This new route – imaginatively called route M – has been put together in partnership with Marwell themselves, and also the Three Rivers Community Rail Partnership, both of whom are providing funding and support with publicity etc, although the commercial risk lies with us.

The service is another example of the benefits of building long-term relationships, and follows a number of discussions over the last few years aimed at establishing possibilities.

My own involvement with Marwell started shortly after my arrival at Solent Blue Line in 2004, when we agreed to provide service 200 on a commercial basis. This linked Parkway Station, Eastleigh Bus Station and Marwell with three outward journeys in the morning and three afternoon returns – a very similar timetable to that of the M in fact.

This led to a novel photo-opportunity with Boomer the Ostrich, but sadly this was not enough to stimulate sufficient demand to make the service viable.

We replaced the 200 with a scaled down effort, diverting certain journeys on the F, but unsurprisingly these failed to take off and were eventually withdrawn.

Nevertheless the aspiration to serve Marwell with a sustainable route never waned and discussions continued both during my latter days at Bluestar and subsequently in the Velvet era.

The Three Rivers team subsequently also appeared on the scene, demonstrating their desire to provide useful links from local rail stations to nearby visitor attractions.

Last year One Community Transport provided a service, free of charge to the user, which carried some respectable loads. They did a good job, but perhaps they suffered from not being seen as an established bus operator and awareness of the service was not as great as it could have been.
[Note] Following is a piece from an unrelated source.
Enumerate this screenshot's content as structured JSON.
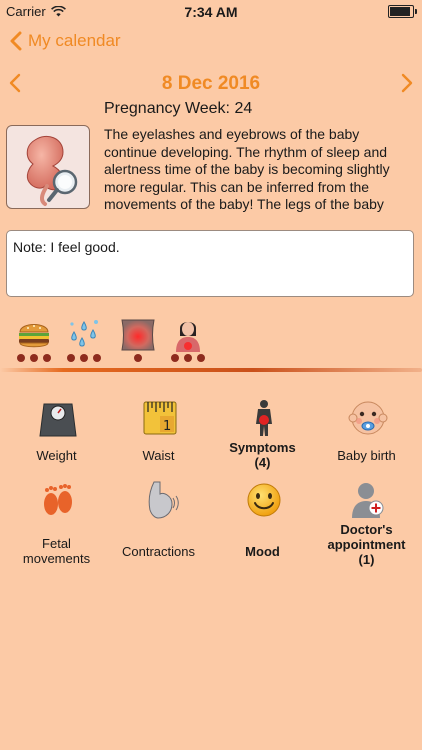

Nevertheless they put a huge amount of effort into making the route work, for which they deserve high commendation, and this has helped paved the way for this year’s development.

Although we will be charging fares, we hope that many more people will take advantage of the service as we are able to spread the word much more widely through our established publicity network, and of course Marwell and Three Rivers will be able to open up many other promotional avenues.

On the subject of marketing I’m not sure if our contacts at Marwell were amused or bemused when I pointed out that a number of our staff like dressing up, and will be quite happy to parade the streets in animal costumes for a few days before the launch! The big excitement at Marwell this spring is the opening of their new cheetah enclosure, so we need to find Karl a cheetah costume by early April. Any suggestions gratefully received!

Obviously it would be ideal if the route could also run on weekdays, especially during school holidays, but this is a bit beyond everyone’s budget for the moment. However, the advantage of routes that appeal mostly to discretionary users is that you can quickly get into a virtuous circle of increasing patronage bringing improved service leves, which in turn generates more patronage which in turn leads to even more service improvements and so on.

The highest profile example of this must be Coasthopper – a wildly successful partnership between Norfolk Green and Norfolk County Council, and although we are working on a much smaller scale it shows what can be done. With the benefit of the funding as a safety net, we see this year’s service as a starting point from which we can move forward in future years.

My own attitude to this project is helped by the fact that I love going to meetings at Marwell. ‘Reception’ is effectively the admission desk, and the offices are at the other end of the park.

It is the only place I have ever attended a meeting where the directions to the meeting room have included the instruction, “turn left at the rhinos!”

I was hoping to conclude the story and illustrate this point with a picture of some rhinos, but sadly I couldn’t find one. So instead here’s a picture of Matt, Martin and Simon arriving at work….